# Activity
Ignoring the pictures, copy the data exactly.

=== Section Start ===

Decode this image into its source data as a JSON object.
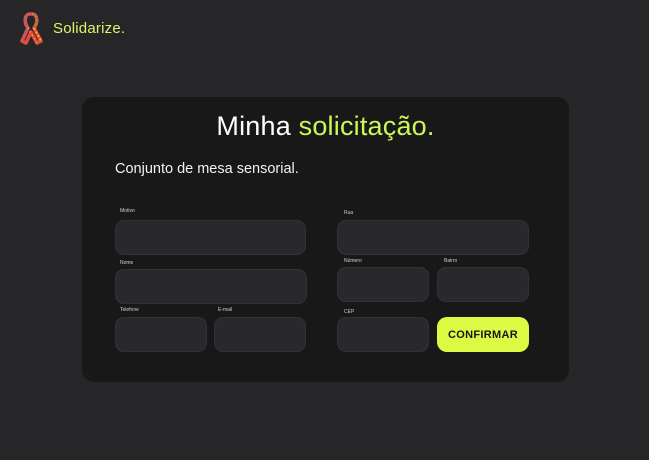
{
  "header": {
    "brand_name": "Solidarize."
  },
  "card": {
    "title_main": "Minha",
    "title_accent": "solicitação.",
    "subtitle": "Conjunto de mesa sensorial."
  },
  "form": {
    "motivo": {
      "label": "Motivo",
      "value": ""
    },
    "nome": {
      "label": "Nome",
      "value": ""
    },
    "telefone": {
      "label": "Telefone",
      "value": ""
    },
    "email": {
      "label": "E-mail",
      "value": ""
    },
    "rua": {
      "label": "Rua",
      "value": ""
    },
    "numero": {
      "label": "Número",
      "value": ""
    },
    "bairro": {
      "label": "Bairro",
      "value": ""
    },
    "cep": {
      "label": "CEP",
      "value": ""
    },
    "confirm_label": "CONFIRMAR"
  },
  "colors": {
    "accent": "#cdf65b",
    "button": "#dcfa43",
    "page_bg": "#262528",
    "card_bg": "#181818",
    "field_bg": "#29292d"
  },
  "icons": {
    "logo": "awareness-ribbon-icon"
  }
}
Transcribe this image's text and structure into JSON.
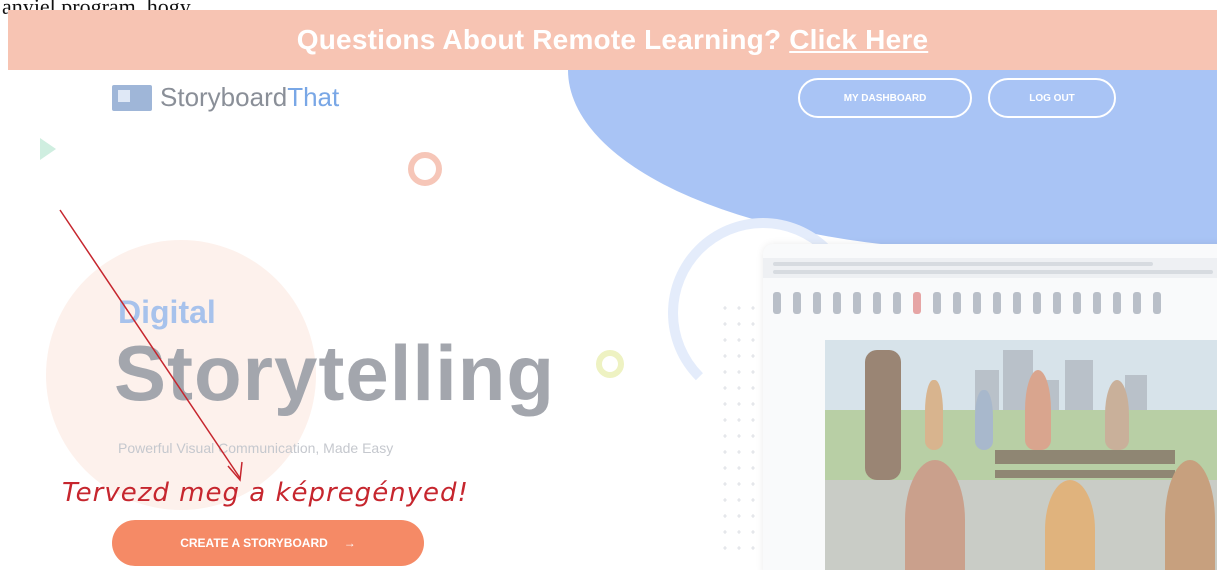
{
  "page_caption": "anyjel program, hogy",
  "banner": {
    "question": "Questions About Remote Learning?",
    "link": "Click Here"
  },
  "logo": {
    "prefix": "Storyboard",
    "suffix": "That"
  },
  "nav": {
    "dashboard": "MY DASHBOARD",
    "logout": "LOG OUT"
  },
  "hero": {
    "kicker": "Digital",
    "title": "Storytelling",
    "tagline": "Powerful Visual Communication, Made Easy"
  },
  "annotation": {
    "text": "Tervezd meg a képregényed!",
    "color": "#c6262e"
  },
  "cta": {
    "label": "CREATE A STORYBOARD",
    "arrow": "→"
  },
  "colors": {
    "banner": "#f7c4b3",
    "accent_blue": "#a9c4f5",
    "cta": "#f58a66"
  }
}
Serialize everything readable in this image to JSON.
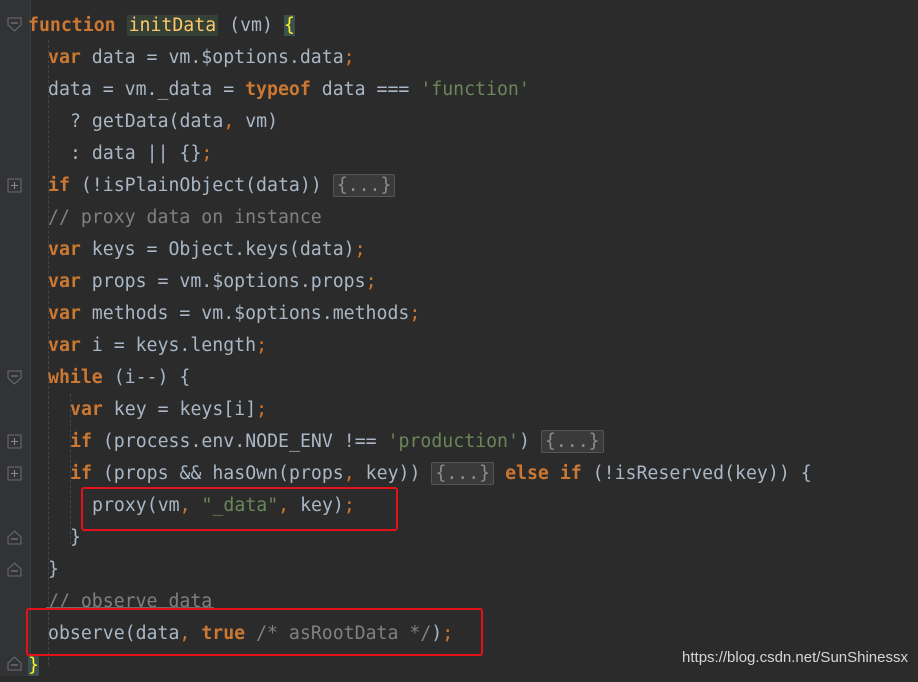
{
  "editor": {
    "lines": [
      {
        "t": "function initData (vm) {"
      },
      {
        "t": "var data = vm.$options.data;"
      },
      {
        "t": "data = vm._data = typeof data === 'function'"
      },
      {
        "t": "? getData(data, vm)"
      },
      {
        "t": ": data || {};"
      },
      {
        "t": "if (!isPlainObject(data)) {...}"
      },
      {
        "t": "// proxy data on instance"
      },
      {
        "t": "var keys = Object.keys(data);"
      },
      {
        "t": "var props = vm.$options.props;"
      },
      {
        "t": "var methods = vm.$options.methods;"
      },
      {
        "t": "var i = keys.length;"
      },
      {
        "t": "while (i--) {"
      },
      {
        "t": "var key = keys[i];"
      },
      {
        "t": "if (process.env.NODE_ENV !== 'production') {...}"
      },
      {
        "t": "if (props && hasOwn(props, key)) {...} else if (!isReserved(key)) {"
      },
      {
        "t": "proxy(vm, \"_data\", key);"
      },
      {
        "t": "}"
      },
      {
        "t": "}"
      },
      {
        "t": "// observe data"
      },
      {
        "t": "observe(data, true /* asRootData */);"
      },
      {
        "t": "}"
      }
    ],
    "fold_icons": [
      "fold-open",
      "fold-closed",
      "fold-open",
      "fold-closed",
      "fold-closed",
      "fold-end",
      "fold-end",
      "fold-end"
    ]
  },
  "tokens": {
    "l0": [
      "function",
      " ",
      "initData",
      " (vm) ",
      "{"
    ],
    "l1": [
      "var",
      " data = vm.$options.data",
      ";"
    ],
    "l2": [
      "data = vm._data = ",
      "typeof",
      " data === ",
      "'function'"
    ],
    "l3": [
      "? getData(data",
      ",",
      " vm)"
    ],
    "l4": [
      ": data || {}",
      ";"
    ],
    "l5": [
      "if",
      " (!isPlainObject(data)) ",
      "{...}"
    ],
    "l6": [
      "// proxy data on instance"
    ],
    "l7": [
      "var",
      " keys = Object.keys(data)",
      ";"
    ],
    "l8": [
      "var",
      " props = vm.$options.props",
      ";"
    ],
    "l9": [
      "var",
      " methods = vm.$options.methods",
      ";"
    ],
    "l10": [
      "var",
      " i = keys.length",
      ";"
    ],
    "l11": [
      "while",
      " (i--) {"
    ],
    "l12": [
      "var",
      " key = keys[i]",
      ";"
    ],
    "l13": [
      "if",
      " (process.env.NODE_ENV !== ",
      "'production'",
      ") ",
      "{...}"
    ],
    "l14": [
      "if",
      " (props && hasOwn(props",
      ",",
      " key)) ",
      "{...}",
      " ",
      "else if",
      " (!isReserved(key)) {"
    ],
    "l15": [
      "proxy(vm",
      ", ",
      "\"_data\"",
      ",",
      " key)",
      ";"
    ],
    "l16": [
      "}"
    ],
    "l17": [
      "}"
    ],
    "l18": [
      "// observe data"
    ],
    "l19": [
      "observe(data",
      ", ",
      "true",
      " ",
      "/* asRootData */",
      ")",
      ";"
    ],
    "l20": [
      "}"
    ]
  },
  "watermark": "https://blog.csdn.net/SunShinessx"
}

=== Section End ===

# Output below
Decode this image into its source data as a JSON object.
{
  "header": {
    "brand_name": "Solidarize."
  },
  "card": {
    "title_main": "Minha",
    "title_accent": "solicitação.",
    "subtitle": "Conjunto de mesa sensorial."
  },
  "form": {
    "motivo": {
      "label": "Motivo",
      "value": ""
    },
    "nome": {
      "label": "Nome",
      "value": ""
    },
    "telefone": {
      "label": "Telefone",
      "value": ""
    },
    "email": {
      "label": "E-mail",
      "value": ""
    },
    "rua": {
      "label": "Rua",
      "value": ""
    },
    "numero": {
      "label": "Número",
      "value": ""
    },
    "bairro": {
      "label": "Bairro",
      "value": ""
    },
    "cep": {
      "label": "CEP",
      "value": ""
    },
    "confirm_label": "CONFIRMAR"
  },
  "colors": {
    "accent": "#cdf65b",
    "button": "#dcfa43",
    "page_bg": "#262528",
    "card_bg": "#181818",
    "field_bg": "#29292d"
  },
  "icons": {
    "logo": "awareness-ribbon-icon"
  }
}
Transcribe this image's text and structure into JSON.
{
  "page_caption": "anyjel program, hogy",
  "banner": {
    "question": "Questions About Remote Learning?",
    "link": "Click Here"
  },
  "logo": {
    "prefix": "Storyboard",
    "suffix": "That"
  },
  "nav": {
    "dashboard": "MY DASHBOARD",
    "logout": "LOG OUT"
  },
  "hero": {
    "kicker": "Digital",
    "title": "Storytelling",
    "tagline": "Powerful Visual Communication, Made Easy"
  },
  "annotation": {
    "text": "Tervezd meg a képregényed!",
    "color": "#c6262e"
  },
  "cta": {
    "label": "CREATE A STORYBOARD",
    "arrow": "→"
  },
  "colors": {
    "banner": "#f7c4b3",
    "accent_blue": "#a9c4f5",
    "cta": "#f58a66"
  }
}
Serialize everything readable in this image to JSON.
{
  "editor": {
    "lines": [
      {
        "t": "function initData (vm) {"
      },
      {
        "t": "var data = vm.$options.data;"
      },
      {
        "t": "data = vm._data = typeof data === 'function'"
      },
      {
        "t": "? getData(data, vm)"
      },
      {
        "t": ": data || {};"
      },
      {
        "t": "if (!isPlainObject(data)) {...}"
      },
      {
        "t": "// proxy data on instance"
      },
      {
        "t": "var keys = Object.keys(data);"
      },
      {
        "t": "var props = vm.$options.props;"
      },
      {
        "t": "var methods = vm.$options.methods;"
      },
      {
        "t": "var i = keys.length;"
      },
      {
        "t": "while (i--) {"
      },
      {
        "t": "var key = keys[i];"
      },
      {
        "t": "if (process.env.NODE_ENV !== 'production') {...}"
      },
      {
        "t": "if (props && hasOwn(props, key)) {...} else if (!isReserved(key)) {"
      },
      {
        "t": "proxy(vm, \"_data\", key);"
      },
      {
        "t": "}"
      },
      {
        "t": "}"
      },
      {
        "t": "// observe data"
      },
      {
        "t": "observe(data, true /* asRootData */);"
      },
      {
        "t": "}"
      }
    ],
    "fold_icons": [
      "fold-open",
      "fold-closed",
      "fold-open",
      "fold-closed",
      "fold-closed",
      "fold-end",
      "fold-end",
      "fold-end"
    ]
  },
  "tokens": {
    "l0": [
      "function",
      " ",
      "initData",
      " (vm) ",
      "{"
    ],
    "l1": [
      "var",
      " data = vm.$options.data",
      ";"
    ],
    "l2": [
      "data = vm._data = ",
      "typeof",
      " data === ",
      "'function'"
    ],
    "l3": [
      "? getData(data",
      ",",
      " vm)"
    ],
    "l4": [
      ": data || {}",
      ";"
    ],
    "l5": [
      "if",
      " (!isPlainObject(data)) ",
      "{...}"
    ],
    "l6": [
      "// proxy data on instance"
    ],
    "l7": [
      "var",
      " keys = Object.keys(data)",
      ";"
    ],
    "l8": [
      "var",
      " props = vm.$options.props",
      ";"
    ],
    "l9": [
      "var",
      " methods = vm.$options.methods",
      ";"
    ],
    "l10": [
      "var",
      " i = keys.length",
      ";"
    ],
    "l11": [
      "while",
      " (i--) {"
    ],
    "l12": [
      "var",
      " key = keys[i]",
      ";"
    ],
    "l13": [
      "if",
      " (process.env.NODE_ENV !== ",
      "'production'",
      ") ",
      "{...}"
    ],
    "l14": [
      "if",
      " (props && hasOwn(props",
      ",",
      " key)) ",
      "{...}",
      " ",
      "else if",
      " (!isReserved(key)) {"
    ],
    "l15": [
      "proxy(vm",
      ", ",
      "\"_data\"",
      ",",
      " key)",
      ";"
    ],
    "l16": [
      "}"
    ],
    "l17": [
      "}"
    ],
    "l18": [
      "// observe data"
    ],
    "l19": [
      "observe(data",
      ", ",
      "true",
      " ",
      "/* asRootData */",
      ")",
      ";"
    ],
    "l20": [
      "}"
    ]
  },
  "watermark": "https://blog.csdn.net/SunShinessx"
}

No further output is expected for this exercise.